■ GIVEN INFORMATION:
────────────────────

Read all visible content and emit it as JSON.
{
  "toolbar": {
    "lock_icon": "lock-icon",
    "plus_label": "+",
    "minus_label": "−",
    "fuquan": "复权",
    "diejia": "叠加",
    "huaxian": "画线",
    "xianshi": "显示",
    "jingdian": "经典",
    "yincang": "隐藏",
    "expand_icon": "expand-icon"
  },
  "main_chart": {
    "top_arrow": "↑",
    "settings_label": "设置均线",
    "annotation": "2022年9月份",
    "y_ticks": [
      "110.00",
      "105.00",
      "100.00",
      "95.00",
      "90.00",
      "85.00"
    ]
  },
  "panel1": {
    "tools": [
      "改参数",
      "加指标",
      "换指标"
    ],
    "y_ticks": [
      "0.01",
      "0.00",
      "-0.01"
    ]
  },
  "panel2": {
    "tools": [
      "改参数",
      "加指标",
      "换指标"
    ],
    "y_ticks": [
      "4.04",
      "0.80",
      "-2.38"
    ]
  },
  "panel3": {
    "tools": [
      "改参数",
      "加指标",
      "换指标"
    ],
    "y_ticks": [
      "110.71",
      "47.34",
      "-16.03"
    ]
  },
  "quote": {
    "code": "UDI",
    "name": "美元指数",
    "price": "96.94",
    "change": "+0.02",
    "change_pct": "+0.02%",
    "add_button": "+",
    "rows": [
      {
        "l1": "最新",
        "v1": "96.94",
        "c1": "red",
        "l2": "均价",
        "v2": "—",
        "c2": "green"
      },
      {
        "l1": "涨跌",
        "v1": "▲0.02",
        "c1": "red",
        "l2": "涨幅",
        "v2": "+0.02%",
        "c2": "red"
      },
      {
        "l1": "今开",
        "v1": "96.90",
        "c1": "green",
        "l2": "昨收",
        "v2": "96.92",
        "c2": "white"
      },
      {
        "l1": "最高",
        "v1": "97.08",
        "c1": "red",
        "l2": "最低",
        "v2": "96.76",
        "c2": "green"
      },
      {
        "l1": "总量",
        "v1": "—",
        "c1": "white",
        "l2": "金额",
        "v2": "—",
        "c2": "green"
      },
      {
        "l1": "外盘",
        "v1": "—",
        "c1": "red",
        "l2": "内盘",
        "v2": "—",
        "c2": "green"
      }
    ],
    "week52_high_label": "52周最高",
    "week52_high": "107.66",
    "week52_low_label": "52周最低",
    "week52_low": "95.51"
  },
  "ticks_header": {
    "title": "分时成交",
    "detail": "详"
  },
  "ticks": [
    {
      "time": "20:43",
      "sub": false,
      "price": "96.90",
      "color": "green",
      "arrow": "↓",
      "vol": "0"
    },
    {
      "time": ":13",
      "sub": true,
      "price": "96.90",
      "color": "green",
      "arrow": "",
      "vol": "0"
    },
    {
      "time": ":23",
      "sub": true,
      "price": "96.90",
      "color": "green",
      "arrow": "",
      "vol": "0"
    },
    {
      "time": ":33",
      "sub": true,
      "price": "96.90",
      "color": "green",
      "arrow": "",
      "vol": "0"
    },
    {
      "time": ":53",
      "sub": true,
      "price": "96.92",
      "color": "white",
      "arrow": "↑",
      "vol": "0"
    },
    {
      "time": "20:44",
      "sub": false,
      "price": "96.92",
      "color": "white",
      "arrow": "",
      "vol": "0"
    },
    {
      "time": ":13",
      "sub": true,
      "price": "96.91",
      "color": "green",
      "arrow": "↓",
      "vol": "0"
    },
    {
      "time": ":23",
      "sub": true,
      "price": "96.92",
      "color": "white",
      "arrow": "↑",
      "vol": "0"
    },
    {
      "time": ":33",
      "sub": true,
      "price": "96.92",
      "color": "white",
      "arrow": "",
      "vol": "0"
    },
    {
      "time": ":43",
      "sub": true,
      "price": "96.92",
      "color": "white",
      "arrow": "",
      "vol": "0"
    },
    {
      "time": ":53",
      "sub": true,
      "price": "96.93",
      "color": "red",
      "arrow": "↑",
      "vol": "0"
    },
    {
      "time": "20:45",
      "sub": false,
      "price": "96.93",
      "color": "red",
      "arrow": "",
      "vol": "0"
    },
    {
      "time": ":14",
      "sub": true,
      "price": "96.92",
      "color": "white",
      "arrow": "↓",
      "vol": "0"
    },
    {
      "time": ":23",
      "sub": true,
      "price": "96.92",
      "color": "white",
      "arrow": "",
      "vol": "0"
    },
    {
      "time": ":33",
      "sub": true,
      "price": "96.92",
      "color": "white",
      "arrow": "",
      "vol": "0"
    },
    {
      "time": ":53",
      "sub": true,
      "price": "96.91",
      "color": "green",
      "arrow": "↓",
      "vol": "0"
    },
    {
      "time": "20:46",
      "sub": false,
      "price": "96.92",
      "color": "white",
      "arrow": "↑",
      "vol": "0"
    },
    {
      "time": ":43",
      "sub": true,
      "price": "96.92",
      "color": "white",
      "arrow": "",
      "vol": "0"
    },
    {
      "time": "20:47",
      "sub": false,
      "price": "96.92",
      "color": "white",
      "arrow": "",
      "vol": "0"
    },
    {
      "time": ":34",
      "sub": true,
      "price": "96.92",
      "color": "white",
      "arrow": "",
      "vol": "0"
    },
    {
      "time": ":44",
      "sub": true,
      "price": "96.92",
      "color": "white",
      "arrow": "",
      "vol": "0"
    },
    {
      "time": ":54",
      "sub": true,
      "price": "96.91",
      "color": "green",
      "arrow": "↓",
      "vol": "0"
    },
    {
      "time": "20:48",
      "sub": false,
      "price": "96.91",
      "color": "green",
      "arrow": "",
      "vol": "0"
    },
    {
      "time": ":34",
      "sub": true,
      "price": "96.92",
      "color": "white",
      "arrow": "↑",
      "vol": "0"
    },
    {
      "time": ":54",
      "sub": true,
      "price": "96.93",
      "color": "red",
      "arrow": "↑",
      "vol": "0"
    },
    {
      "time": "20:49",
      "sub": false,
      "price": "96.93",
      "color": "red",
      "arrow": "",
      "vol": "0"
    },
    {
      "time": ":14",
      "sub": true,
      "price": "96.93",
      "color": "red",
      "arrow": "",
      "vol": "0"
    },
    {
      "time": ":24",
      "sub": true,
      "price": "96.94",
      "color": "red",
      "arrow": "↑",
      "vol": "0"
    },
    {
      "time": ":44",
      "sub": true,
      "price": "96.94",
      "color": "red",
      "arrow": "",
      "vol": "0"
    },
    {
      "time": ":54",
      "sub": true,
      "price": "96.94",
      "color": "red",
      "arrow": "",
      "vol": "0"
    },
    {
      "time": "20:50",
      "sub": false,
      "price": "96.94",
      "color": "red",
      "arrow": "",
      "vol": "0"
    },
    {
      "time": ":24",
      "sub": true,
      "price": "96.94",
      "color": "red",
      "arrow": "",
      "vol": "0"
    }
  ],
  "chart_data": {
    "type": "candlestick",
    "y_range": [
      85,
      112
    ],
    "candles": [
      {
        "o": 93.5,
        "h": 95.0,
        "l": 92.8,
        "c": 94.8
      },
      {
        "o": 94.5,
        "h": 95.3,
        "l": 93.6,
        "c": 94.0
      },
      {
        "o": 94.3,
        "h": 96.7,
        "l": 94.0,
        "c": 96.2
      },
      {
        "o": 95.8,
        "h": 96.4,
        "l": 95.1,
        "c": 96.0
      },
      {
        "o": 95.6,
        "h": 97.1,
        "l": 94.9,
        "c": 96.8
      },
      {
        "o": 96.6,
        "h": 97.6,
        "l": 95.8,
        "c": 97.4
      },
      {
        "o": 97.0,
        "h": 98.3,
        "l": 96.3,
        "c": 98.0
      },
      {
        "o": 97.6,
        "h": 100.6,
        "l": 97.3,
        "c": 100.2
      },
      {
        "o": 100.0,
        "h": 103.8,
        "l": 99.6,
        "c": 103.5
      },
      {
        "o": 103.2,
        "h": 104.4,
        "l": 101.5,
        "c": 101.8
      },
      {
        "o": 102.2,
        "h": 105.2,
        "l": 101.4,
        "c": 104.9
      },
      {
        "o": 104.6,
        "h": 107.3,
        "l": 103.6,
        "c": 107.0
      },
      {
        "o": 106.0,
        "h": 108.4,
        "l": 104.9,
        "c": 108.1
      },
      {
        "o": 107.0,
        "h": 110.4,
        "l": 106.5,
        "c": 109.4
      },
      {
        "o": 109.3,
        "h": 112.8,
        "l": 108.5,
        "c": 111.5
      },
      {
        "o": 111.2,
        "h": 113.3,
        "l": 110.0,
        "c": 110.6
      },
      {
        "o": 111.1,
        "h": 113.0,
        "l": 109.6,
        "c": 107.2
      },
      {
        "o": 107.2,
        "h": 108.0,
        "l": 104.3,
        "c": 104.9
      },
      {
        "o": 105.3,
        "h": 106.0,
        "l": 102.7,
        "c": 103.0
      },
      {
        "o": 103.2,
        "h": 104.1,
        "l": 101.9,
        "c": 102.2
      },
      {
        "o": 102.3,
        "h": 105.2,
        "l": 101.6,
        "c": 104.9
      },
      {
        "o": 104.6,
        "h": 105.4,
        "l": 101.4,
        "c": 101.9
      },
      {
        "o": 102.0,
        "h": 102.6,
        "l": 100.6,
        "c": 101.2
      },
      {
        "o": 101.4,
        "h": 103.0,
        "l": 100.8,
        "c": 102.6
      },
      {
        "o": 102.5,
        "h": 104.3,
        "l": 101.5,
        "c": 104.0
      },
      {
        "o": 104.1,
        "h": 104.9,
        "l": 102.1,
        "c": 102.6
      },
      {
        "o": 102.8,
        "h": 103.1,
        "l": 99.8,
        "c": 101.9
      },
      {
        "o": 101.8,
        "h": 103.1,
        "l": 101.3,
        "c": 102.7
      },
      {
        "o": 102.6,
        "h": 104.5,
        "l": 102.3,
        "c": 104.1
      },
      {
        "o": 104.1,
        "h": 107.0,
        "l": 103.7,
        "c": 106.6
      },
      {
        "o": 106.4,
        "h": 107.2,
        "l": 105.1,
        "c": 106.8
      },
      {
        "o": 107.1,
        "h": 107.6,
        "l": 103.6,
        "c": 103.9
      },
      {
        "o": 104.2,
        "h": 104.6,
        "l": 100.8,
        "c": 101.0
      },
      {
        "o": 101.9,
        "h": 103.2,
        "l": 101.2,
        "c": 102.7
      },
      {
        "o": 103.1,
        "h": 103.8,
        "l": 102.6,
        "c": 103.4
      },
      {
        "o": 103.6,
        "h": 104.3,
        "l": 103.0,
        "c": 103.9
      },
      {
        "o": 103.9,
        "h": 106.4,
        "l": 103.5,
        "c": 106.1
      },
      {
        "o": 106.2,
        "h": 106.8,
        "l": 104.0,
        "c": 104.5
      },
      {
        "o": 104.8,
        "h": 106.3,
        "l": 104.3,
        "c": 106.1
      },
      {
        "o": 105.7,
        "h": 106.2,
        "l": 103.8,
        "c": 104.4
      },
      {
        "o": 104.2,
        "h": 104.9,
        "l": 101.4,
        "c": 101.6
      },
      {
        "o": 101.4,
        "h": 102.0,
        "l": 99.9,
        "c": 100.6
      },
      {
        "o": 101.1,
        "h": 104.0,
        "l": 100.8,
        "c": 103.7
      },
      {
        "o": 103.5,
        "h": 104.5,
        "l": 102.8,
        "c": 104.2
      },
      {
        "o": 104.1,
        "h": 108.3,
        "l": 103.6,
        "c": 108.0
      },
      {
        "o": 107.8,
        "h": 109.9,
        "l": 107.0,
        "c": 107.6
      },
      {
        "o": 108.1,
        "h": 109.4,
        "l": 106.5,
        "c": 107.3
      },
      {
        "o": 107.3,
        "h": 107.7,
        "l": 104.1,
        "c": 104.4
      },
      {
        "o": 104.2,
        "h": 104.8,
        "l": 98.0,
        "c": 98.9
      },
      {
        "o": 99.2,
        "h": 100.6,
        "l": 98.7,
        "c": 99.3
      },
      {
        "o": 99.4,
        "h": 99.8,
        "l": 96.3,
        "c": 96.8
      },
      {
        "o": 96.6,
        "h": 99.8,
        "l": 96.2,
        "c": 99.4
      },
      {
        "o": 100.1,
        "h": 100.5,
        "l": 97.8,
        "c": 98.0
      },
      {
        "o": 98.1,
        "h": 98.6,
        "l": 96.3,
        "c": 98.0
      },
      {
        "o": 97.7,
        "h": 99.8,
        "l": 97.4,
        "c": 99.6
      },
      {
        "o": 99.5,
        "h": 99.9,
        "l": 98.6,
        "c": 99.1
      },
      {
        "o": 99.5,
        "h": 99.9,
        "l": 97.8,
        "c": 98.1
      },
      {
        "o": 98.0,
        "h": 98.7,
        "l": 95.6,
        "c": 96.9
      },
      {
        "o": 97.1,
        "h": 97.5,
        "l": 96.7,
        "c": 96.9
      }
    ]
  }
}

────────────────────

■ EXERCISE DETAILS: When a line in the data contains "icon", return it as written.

■ ANSWER SPACE:
    "lock_icon": "lock-icon",
    "expand_icon": "expand-icon"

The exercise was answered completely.